:: Input for this task ::

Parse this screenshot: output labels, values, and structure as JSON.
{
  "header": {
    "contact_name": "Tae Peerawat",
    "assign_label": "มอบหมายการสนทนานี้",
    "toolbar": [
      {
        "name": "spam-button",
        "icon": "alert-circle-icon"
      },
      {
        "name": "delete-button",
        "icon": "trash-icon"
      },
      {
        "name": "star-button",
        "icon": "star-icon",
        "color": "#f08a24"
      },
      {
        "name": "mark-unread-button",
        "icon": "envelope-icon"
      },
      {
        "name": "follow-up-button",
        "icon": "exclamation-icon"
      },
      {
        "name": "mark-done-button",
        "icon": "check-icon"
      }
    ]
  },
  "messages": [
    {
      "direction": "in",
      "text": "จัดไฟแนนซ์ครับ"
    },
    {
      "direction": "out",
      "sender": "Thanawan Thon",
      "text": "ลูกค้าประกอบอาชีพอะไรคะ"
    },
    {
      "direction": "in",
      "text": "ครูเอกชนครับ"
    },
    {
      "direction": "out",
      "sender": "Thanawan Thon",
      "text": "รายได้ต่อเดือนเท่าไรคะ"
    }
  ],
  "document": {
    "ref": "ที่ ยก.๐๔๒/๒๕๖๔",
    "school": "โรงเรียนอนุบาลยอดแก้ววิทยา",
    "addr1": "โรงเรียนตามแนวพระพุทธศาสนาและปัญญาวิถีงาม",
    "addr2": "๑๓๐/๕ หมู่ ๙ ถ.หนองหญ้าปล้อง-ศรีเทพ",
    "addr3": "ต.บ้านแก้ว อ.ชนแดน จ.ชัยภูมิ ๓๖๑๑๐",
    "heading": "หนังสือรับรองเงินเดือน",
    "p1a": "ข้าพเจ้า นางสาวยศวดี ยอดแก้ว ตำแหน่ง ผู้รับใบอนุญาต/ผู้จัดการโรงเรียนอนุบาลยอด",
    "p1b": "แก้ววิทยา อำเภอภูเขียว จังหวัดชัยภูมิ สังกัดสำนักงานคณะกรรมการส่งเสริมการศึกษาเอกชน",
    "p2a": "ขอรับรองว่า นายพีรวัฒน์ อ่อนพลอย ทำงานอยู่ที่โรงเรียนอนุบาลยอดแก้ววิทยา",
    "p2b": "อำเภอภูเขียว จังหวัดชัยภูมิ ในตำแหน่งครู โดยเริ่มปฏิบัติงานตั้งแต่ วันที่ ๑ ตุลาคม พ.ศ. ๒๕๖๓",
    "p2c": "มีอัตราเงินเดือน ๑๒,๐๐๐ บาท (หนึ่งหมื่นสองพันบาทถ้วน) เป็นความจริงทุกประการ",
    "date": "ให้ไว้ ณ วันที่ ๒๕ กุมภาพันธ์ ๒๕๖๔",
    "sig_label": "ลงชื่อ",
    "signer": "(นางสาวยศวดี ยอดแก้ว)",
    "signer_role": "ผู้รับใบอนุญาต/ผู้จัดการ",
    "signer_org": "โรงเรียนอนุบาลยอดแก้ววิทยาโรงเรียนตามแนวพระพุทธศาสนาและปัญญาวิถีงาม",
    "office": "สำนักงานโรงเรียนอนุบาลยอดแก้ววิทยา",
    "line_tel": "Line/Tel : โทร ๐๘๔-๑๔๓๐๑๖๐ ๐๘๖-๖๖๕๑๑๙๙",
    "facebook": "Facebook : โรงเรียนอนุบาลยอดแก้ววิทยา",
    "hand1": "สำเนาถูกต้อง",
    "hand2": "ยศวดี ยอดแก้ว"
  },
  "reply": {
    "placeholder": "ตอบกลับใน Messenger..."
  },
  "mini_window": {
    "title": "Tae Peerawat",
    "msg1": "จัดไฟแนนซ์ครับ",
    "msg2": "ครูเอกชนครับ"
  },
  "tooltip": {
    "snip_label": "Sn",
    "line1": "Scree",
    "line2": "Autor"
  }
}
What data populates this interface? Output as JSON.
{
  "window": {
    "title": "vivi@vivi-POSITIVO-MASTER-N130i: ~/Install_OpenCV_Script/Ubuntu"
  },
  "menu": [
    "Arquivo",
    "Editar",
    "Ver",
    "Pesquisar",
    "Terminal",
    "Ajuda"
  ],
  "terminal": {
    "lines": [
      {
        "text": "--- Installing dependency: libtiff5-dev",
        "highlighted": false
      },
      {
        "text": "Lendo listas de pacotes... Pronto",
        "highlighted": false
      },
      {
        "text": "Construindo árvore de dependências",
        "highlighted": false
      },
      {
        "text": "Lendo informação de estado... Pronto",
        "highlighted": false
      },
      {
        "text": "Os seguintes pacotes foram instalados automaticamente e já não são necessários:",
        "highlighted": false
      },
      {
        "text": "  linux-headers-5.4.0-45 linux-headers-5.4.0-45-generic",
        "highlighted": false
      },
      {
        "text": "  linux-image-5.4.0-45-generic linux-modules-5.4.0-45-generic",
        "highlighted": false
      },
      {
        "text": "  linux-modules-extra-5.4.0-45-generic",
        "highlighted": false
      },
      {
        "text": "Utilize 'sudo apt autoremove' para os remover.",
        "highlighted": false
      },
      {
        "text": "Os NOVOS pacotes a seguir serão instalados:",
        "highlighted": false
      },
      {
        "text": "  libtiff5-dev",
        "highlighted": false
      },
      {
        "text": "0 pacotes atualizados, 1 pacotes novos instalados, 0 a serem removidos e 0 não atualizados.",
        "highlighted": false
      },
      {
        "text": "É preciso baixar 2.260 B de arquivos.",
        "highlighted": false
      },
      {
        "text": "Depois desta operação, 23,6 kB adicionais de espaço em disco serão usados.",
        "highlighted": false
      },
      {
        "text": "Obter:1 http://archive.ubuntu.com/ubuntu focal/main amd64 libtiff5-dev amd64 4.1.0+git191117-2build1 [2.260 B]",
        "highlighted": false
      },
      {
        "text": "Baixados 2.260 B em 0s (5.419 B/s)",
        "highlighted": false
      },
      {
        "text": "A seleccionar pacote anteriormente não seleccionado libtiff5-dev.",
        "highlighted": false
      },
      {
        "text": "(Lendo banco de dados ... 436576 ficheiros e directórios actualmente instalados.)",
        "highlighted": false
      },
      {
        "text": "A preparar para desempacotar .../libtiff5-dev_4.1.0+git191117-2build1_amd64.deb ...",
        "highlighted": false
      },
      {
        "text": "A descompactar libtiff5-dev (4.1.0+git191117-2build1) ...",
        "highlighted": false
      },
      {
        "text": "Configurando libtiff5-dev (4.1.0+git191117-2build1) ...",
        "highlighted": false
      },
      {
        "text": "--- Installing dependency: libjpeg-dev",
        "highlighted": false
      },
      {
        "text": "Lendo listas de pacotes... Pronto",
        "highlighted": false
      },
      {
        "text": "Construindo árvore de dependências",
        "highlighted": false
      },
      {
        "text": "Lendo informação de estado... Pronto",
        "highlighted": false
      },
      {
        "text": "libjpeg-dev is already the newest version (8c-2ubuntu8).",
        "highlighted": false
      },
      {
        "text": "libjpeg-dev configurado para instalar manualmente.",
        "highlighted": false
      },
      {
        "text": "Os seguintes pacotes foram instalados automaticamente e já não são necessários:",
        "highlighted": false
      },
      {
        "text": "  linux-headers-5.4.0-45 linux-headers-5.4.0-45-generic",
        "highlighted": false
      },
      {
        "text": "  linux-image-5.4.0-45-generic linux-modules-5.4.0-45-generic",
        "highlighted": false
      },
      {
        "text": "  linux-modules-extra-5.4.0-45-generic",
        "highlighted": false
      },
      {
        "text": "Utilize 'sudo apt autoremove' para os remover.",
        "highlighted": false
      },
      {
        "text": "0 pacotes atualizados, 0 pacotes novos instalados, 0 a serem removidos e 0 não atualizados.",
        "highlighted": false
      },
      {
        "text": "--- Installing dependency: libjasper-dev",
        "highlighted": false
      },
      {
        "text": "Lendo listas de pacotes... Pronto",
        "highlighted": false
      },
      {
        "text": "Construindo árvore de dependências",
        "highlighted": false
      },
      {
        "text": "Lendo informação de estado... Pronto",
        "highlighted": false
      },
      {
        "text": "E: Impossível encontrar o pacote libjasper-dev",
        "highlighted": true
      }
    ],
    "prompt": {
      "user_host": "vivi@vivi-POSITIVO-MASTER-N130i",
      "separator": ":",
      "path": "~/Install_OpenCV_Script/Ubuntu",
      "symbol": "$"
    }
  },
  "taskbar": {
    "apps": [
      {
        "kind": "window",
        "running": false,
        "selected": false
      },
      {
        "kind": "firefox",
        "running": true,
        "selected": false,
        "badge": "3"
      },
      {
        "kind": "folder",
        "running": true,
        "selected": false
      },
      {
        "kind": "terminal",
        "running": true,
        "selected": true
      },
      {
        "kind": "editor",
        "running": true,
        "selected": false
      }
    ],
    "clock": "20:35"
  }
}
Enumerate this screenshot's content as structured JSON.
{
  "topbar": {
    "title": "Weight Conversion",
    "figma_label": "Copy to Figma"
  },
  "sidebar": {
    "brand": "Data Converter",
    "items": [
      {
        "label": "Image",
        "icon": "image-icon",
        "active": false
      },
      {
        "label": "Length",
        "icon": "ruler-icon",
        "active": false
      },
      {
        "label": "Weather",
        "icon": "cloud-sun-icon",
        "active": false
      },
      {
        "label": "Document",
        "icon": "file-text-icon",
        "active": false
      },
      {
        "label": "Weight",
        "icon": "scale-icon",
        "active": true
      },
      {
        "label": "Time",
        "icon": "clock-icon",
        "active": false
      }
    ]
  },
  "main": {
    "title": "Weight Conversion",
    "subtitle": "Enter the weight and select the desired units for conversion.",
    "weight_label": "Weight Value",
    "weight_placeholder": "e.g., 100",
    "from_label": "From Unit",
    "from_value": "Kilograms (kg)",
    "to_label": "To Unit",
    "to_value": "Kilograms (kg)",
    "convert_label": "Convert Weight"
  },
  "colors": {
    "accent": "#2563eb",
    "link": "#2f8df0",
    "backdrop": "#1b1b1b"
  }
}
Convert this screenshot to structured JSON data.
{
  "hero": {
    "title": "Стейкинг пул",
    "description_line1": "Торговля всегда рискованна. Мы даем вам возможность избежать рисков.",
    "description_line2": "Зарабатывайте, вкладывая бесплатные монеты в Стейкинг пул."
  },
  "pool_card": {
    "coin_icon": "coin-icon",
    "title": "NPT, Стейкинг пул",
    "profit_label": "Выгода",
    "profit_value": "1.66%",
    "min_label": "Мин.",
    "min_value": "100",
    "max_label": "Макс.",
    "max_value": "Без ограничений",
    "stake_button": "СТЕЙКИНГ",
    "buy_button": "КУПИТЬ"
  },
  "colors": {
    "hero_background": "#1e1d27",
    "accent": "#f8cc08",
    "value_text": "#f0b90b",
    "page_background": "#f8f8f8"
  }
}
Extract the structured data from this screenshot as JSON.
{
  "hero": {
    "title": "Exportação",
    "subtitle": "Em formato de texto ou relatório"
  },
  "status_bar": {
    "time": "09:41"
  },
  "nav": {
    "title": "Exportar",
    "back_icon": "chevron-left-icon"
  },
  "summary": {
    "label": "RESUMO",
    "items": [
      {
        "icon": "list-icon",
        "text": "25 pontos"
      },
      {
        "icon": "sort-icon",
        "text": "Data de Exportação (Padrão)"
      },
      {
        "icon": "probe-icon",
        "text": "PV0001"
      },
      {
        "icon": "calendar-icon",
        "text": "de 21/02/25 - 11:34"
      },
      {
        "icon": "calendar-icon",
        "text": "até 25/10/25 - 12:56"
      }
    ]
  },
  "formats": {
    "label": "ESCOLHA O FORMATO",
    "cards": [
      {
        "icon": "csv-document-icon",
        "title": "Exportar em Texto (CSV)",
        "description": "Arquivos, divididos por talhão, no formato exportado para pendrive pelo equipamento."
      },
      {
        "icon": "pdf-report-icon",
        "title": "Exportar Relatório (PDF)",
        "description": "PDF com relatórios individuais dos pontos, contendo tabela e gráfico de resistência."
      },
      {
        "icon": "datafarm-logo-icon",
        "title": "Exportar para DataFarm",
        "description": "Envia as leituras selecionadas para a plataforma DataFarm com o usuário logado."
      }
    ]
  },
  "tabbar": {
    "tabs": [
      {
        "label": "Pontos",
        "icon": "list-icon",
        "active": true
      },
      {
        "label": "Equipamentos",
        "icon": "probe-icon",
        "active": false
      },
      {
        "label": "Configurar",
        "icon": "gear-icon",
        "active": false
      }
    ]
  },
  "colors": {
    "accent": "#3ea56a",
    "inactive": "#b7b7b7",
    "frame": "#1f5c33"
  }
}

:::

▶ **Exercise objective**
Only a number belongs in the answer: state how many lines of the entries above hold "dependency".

▶ **Answer for this exercise**
3